**Assignment:** Go through the records below and copy out every line that contains the word "merge".
Start of Data
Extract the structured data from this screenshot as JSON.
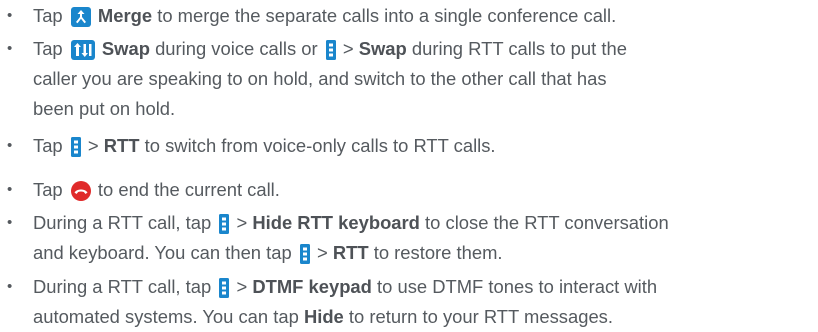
{
  "colors": {
    "text": "#555a5f",
    "bold_text": "#4e5257",
    "icon_blue": "#1a86cc",
    "end_call_red": "#e02a2a"
  },
  "icons": {
    "merge": "merge-call-icon",
    "swap": "swap-call-icon",
    "menu": "menu-more-icon",
    "end_call": "end-call-icon"
  },
  "items": [
    {
      "tap": "Tap",
      "merge": "Merge",
      "rest": "to merge the separate calls into a single conference call."
    },
    {
      "tap": "Tap",
      "swap": "Swap",
      "during_voice_or": "during voice calls or",
      "gt": ">",
      "swap2": "Swap",
      "line1_end": "during RTT calls to put the",
      "line2": "caller you are speaking to on hold, and switch to the other call that has",
      "line3": "been put on hold."
    },
    {
      "tap": "Tap",
      "gt": ">",
      "rtt": "RTT",
      "rest": "to switch from voice-only calls to RTT calls."
    },
    {
      "tap": "Tap",
      "rest": "to end the current call."
    },
    {
      "lead": "During a RTT call, tap",
      "gt": ">",
      "hide_kb": "Hide RTT keyboard",
      "line1_end": "to close the RTT conversation",
      "line2_start": "and keyboard. You can then tap",
      "gt2": ">",
      "rtt": "RTT",
      "line2_end": "to restore them."
    },
    {
      "lead": "During a RTT call, tap",
      "gt": ">",
      "dtmf": "DTMF keypad",
      "line1_end": "to use DTMF tones to interact with",
      "line2_start": "automated systems. You can tap",
      "hide": "Hide",
      "line2_end": "to return to your RTT messages."
    }
  ]
}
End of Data
**Expected answer:**
    "merge": "merge-call-icon",
      "merge": "Merge",
      "rest": "to merge the separate calls into a single conference call."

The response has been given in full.